Anna Scripps Whitcomb Conservatory

Belle Isle Park, Detroit, belleisleconservancy.org

The most notable conservatory in Michigan is the Anna Scripps Whitcomb Conservatory, built between 1902 and 1904 and the oldest continually running conservatory in the U.S. Originally built of wood, the steel and glass structure is divided into five distinct areas: Palm House, Cactus House, Fernery, Tropical House and Show House. In order to keep the conservatory open for another century, the Anna Scripps Whitcomb Conservatory will undergo a $10 million renovation and is now closed until May 2024. The outdoor gardens reopen in May 2023.

If you still need a “hands in the earth” fix before the garden thaws, contact your local gardening center where many around the state offer fun and interesting classes beginning as early as February. Ask for a tour if your favorite garden center is a producer of plants for the retail market. You just might have the opportunity to see and smell the earthiness of rows and rows of annuals well before they are available to the public. 

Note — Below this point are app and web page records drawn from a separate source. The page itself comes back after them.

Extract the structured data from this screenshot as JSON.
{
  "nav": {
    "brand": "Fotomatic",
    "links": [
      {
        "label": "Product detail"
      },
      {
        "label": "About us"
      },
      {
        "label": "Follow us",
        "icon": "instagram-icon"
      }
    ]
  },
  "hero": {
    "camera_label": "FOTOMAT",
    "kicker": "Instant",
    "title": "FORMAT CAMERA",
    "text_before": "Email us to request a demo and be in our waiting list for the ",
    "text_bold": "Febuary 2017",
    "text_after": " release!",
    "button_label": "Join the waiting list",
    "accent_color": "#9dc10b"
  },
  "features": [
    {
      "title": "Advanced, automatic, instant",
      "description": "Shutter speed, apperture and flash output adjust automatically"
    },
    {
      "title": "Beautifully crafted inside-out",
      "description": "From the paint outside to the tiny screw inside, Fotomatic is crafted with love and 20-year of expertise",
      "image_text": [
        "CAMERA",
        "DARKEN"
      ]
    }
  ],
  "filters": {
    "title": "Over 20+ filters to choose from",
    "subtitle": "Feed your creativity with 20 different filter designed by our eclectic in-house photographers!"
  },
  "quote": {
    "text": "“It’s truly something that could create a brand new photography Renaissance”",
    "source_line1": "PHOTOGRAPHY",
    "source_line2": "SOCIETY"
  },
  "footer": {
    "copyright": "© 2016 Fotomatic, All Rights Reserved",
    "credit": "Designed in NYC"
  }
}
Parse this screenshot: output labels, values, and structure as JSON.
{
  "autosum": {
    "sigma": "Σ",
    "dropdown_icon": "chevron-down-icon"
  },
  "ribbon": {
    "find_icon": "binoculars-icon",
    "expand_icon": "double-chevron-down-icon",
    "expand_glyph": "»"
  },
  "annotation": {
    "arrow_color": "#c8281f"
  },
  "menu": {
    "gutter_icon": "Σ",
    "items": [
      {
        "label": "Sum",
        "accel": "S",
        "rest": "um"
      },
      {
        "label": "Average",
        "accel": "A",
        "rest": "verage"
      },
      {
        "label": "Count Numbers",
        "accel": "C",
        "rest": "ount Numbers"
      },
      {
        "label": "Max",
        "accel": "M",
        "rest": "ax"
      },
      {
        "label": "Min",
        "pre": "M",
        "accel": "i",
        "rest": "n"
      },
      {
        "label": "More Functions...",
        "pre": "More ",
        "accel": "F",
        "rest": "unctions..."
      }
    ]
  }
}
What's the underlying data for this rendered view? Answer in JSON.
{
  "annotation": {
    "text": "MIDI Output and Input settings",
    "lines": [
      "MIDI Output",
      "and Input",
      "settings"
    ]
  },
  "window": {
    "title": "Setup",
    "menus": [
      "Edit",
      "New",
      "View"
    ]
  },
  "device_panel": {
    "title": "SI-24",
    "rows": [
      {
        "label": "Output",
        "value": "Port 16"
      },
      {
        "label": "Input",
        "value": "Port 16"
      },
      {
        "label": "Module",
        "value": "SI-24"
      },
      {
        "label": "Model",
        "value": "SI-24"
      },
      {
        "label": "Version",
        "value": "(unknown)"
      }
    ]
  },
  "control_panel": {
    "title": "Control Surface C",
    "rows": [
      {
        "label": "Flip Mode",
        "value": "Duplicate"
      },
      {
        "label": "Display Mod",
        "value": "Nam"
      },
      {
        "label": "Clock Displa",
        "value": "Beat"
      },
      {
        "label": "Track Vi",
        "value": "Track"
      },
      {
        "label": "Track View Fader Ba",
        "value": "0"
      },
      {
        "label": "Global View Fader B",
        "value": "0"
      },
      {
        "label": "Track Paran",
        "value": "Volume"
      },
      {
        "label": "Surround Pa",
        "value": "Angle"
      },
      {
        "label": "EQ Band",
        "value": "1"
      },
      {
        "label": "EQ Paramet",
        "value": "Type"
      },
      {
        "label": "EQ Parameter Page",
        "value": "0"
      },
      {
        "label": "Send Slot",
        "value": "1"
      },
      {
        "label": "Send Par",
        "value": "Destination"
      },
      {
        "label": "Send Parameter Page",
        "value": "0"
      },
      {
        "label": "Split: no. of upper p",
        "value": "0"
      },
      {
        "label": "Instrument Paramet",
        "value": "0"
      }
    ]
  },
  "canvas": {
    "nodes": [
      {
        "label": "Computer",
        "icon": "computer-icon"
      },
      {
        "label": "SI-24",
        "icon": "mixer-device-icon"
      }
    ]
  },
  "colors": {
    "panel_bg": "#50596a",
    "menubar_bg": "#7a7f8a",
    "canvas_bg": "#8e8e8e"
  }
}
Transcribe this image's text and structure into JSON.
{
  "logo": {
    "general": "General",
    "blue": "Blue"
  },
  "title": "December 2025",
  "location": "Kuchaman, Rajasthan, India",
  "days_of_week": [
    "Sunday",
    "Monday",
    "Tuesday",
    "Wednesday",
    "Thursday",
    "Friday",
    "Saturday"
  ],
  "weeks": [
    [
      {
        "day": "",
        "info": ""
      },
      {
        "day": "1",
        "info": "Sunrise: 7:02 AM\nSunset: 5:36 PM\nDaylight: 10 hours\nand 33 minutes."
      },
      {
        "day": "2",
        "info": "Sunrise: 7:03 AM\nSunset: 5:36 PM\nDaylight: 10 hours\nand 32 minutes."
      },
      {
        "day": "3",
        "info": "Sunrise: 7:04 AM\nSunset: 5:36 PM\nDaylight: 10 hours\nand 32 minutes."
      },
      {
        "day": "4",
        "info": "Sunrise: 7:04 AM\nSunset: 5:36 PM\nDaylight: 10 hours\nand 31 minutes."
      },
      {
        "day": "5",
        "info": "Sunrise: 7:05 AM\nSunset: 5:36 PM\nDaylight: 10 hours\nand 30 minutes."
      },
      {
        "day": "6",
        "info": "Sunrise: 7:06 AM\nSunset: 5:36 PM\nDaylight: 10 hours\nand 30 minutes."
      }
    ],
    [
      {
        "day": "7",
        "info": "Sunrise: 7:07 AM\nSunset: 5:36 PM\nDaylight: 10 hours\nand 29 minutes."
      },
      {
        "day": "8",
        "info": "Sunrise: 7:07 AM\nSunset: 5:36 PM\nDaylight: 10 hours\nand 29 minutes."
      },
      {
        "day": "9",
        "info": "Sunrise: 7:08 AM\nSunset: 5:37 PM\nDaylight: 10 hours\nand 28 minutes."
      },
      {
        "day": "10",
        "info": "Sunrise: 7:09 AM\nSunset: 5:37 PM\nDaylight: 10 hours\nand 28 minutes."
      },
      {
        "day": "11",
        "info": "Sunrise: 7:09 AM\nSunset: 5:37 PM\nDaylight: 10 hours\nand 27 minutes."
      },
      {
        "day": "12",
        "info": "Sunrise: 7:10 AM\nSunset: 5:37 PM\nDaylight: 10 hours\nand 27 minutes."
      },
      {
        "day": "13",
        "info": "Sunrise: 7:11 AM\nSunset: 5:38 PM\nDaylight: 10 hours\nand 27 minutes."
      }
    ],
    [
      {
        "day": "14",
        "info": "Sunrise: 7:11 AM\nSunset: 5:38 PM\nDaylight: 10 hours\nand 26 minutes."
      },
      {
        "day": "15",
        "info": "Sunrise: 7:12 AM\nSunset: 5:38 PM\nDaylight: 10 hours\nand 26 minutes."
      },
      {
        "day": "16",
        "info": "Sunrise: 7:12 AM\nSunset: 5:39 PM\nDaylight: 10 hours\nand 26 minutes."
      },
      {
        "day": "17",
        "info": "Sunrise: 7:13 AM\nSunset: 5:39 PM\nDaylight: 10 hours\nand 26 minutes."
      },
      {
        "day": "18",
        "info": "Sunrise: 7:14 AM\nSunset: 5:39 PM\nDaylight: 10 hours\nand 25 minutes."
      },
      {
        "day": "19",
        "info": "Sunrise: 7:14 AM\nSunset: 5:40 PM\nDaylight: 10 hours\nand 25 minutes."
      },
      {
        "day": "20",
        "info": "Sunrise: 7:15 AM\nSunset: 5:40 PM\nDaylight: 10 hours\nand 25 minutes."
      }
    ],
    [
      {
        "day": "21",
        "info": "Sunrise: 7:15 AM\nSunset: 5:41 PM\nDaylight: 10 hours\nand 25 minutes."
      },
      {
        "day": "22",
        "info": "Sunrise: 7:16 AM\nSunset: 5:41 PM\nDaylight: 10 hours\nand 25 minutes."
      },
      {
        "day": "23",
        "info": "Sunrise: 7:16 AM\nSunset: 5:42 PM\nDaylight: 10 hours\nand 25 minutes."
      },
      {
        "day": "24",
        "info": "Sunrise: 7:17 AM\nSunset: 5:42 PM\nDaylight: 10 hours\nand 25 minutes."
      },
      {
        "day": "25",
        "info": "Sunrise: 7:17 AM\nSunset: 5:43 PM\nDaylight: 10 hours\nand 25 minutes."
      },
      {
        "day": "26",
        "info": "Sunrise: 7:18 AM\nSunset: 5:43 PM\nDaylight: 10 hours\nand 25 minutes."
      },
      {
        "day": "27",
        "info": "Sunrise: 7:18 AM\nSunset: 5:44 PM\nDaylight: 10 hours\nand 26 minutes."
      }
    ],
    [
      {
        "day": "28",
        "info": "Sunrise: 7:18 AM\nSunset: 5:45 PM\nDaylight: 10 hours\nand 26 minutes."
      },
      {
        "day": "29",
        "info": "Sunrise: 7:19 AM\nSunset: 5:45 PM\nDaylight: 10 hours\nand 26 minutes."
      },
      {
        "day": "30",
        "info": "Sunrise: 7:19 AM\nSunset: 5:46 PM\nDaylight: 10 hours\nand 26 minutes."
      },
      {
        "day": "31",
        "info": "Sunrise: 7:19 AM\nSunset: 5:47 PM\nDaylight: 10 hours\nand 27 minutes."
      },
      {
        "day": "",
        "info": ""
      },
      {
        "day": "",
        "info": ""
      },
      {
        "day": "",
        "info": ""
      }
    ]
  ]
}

Conservatories with their warm, inviting climates are the perfect way to spend an afternoon in a verdant landscape. They are typically peaceful, meditative, colorful and interesting with areas specifically designed for sitting and observing. Over the next few months, when the desire for warm air, fragrant flowers, and maybe a butterfly landing on your shoulder comes to mind, head to a Michigan conservatory and bask for a few hours in the tropics.